“A mitigating factor applicable to all counts is the fact that Respondents Andal, Citizens for Andal, Citizens for Andal-Lincoln Unified, and Larry Solari cooperated with the Enforcement Division of the Fair Political Practices Commission in all phases of the investigation of this matter and by agreeing to an early settlement of this matter well in advance of the Probable Cause Conference that otherwise would have been held,” they wrote.


Second CoCo sheriff candidate may enter field

Antioch Councilman Brian Kalinowski

Antioch Councilman Brian Kalinowski

Antioch Councilman and Contra Costa Sheriff’s Lt. Brian Kalinowski has put out an email invite telling folks he will host a short meeting Tuesday night, further fueling speculation that he will announce his plans to run for county sheriff.

The meeting will be held at the Deputy Sheriffs Association union hall in Martinez at 5 p.m.

If Kalinowski enters the race, he will run without his boss’ support.

Incumbent Sheriff Warren Rupf, who announced last week that he will not seek a fifth term, has already recruited and endorsed Concord Police Chief David Livingston.

This could prove to be a barn-burner of a race between two career lawmen from two of the county’s largest cities.


DeSaulnier heads to Spain on legislative junket

State Sen. Mark DeSaulnier, D-Concord

State Sen. Mark DeSaulnier, D-Concord

State Sen. Mark DeSaulnier, D-Concord, is going to Spain to study its national water system.

Per the Los Angeles Times today, the Legislature postponed its special session on prisons and water until Oct. 13 in order to accommodate DeSaulnier’s and other lawmakers’ overseas exodus:

“Seven state senators are heading overseas this week, some having left Thursday, on a trip that includes stops in Copenhagen, Madrid, Bilbao and Barcelona.They plan to study Spain’s national water system and Scandinavian environmental programs, and to promote trade between California and Catalonia, according to a statement from the Senate Office of International Relations, which is organizing the trip.”

Uh, excuse me, but I Googled “Spain” and “national water system” and I got 18.7 million hits. See how easy that was?
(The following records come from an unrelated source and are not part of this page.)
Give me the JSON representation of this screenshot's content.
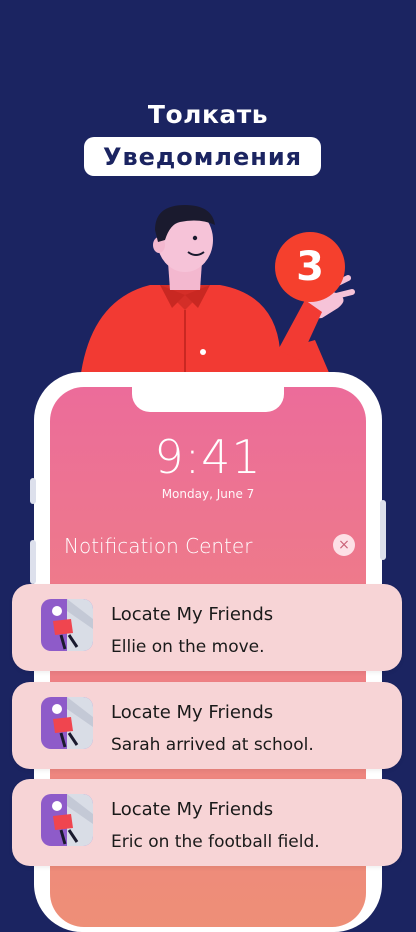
{
  "header": {
    "line1": "Толкать",
    "line2": "Уведомления"
  },
  "badge": {
    "count": "3"
  },
  "lockscreen": {
    "time": "9:41",
    "date": "Monday, June 7",
    "notification_center_title": "Notification Center",
    "close_glyph": "×"
  },
  "notifications": [
    {
      "app": "Locate My Friends",
      "message": "Ellie on the move."
    },
    {
      "app": "Locate My Friends",
      "message": "Sarah arrived at school."
    },
    {
      "app": "Locate My Friends",
      "message": "Eric on the football field."
    }
  ],
  "colors": {
    "background": "#1b2461",
    "badge": "#f5402d",
    "shirt": "#f23a33",
    "screen_top": "#ec6c9a",
    "screen_bottom": "#ee8f77",
    "notification_card": "#f7d4d6"
  }
}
No plane ticket needed.

DeSaulnier doesn’t seen to regard Google as a worthy substitute for Madrid, and who can blame him?

He defended his decision to go on the week-long trip, saying the agenda contains important policy discussions and the opportunity to develop valuable personal relationships. Spain is paying for about half the trip and DeSaulnier says he will cover the rest out of his pocket or from his state campaign account.

“I think it is myopic to think that legislators have to stay in California to do their jobs,” DeSaulnier said. “Not everything was invented here.”

But, of course, if Senate President Pro Tem Darrell Steinberg wants legislators back in Sacramento before Oct. 13, DeSaulnier says he will cancel the trip.

Cowboy Libertarian and conservative commentator Patrick Dorinson does not sound sympathetic.

“They have to postpone the special session on water and prisons so they can go to Europe?” Dorinson said. “If there is ever a time when voters will go for a part-time legislature, it’s now.”